Taking the Google thread in a new direction, check out this CNN article. Competition has quickly found the corner of the Internet devoted to online maps. Mapquest and Yahoo are prominent examples, but there are dozens of options and early this year Google jumped into the fray. What is new? Well the ever-industrious denizens of cyberspace (long time since you saw that word) have figured out that the Google map tools are easier to hack and subsequently marry to other databases. The result is homegrown locational tools to guide people in tight housing markets or away from urban crime patterns. Read the story for more details and pay attention to the following passage:
All these sites are operating without Google's permission, clearly violating the company's user agreement. But none charges any fees, and Mountain View-based Google, which declined to comment through a spokesman, has made no effort to shut them down.
"Why would they?" asks Kenneth Tan, who works for a Chicago-based media research firm and is relying on Housingmaps.com to find a new place in New York. "This is fantastic publicity for the company."
It generates more than publicity for the company, it is also a growth strategy.
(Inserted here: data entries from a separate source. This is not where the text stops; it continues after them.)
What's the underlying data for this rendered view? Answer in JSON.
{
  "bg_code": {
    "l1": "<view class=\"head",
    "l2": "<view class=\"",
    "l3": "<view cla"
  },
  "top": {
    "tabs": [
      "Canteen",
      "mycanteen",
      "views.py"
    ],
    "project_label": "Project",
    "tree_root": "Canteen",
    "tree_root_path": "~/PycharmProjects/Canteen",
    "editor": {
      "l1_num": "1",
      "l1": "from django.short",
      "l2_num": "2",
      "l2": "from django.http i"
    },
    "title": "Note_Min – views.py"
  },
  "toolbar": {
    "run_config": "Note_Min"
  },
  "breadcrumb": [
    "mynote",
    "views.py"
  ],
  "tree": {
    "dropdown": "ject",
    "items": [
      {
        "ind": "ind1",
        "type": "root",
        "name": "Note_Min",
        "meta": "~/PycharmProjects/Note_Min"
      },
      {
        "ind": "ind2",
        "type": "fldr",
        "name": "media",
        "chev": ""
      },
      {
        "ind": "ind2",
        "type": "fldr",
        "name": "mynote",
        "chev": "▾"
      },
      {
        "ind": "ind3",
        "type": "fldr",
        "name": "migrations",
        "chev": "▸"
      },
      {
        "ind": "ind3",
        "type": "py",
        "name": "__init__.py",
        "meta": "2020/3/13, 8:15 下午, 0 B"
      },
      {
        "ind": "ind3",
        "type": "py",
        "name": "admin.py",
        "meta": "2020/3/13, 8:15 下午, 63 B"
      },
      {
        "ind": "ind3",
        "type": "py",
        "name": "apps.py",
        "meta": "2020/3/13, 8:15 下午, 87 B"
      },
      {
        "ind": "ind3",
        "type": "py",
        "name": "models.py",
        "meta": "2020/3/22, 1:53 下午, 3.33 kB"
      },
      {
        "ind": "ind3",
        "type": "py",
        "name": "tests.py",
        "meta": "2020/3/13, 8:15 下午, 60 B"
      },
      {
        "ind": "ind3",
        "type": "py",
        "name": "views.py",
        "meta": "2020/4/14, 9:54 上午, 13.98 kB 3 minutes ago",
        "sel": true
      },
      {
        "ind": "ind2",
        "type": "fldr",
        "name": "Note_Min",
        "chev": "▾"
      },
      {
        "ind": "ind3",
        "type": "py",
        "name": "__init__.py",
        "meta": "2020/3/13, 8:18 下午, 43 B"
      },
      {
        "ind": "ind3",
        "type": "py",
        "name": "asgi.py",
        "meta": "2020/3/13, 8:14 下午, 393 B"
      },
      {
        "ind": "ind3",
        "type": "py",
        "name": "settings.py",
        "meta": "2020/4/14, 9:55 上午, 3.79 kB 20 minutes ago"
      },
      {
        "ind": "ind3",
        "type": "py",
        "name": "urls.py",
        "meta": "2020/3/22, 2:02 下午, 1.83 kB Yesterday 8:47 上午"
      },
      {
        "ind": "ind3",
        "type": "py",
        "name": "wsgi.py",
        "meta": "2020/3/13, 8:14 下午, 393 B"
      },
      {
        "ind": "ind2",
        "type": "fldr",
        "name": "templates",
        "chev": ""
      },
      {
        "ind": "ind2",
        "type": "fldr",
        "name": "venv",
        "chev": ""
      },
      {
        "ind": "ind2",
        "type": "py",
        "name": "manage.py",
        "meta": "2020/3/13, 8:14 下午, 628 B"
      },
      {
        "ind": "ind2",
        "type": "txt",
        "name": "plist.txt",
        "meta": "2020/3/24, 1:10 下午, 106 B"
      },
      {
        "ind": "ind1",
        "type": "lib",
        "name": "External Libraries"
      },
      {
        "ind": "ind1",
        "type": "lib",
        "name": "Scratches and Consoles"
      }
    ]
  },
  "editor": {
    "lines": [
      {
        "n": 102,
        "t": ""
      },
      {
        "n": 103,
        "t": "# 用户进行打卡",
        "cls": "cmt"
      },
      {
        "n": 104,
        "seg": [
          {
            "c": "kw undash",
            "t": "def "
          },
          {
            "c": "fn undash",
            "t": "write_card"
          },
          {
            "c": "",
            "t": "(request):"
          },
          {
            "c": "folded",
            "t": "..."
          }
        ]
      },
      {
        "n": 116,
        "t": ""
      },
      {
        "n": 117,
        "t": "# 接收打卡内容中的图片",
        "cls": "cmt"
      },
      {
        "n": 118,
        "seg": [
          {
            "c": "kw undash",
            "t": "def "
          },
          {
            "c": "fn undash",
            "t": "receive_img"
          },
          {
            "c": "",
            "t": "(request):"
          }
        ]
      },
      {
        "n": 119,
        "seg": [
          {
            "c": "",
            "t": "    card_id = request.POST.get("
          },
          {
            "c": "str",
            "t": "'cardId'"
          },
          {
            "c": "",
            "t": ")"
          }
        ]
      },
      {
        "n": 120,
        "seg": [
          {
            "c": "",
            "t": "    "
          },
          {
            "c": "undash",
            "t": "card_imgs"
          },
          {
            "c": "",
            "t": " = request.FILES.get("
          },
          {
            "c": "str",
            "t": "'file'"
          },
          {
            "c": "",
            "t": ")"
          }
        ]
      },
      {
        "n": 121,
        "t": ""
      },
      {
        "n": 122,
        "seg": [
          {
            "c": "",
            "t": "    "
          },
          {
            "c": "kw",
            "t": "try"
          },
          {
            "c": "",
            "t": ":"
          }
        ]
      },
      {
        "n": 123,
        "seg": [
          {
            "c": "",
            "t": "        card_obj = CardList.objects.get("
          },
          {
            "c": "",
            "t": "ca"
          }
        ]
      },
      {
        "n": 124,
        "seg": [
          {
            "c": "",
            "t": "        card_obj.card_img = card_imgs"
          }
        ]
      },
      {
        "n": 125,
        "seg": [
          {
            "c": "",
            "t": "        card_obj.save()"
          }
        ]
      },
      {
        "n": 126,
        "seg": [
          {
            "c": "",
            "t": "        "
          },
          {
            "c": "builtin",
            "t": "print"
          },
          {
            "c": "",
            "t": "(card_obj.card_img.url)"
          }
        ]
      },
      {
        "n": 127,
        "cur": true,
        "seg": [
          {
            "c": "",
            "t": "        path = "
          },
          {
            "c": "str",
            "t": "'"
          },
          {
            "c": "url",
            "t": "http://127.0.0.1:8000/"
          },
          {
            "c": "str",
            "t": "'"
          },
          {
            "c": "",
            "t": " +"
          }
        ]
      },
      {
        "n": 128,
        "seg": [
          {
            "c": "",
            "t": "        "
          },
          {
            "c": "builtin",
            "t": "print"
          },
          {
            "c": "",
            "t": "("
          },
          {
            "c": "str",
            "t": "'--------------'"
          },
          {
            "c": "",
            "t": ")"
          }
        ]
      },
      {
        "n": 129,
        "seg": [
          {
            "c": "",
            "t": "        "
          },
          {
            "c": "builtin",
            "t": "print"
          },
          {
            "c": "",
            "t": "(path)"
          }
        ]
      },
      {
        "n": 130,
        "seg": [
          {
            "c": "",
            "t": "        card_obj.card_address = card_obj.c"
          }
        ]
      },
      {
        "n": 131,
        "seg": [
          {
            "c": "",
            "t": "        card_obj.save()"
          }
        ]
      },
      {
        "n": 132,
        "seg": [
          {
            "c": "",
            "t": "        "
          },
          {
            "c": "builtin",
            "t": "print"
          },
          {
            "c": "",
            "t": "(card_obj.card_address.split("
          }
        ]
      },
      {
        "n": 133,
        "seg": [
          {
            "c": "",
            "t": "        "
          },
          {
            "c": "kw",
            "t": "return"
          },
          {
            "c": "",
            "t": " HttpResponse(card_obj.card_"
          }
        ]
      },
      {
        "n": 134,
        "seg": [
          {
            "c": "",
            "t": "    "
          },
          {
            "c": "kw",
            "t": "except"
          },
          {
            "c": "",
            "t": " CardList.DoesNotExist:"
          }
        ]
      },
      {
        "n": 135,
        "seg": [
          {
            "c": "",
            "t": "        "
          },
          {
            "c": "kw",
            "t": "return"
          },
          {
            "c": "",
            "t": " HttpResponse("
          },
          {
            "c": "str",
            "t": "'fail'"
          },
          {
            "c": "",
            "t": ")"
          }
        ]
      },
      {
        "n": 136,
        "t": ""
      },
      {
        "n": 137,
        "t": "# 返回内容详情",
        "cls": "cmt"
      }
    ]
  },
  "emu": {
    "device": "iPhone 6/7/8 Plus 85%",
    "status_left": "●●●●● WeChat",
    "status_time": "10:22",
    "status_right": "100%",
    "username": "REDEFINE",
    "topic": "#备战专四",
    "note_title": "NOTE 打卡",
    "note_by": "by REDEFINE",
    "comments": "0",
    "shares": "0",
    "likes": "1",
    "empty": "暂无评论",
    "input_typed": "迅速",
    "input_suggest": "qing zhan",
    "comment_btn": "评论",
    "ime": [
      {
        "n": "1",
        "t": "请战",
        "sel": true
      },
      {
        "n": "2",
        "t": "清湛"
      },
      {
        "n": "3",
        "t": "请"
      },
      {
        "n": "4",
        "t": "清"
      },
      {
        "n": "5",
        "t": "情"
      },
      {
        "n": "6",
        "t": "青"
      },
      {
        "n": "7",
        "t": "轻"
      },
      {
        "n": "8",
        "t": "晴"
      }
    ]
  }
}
Not so long ago Microsoft utilized a similar strategy for independent software writers and its operating system. The result was impressive market share and a host of public policy headaches. Maybe Adam is on to something; my bet is that before "Old Media" is released from regulatory shackles "New Media" like Google will come under withering pressure to acquiesce to their own undoing.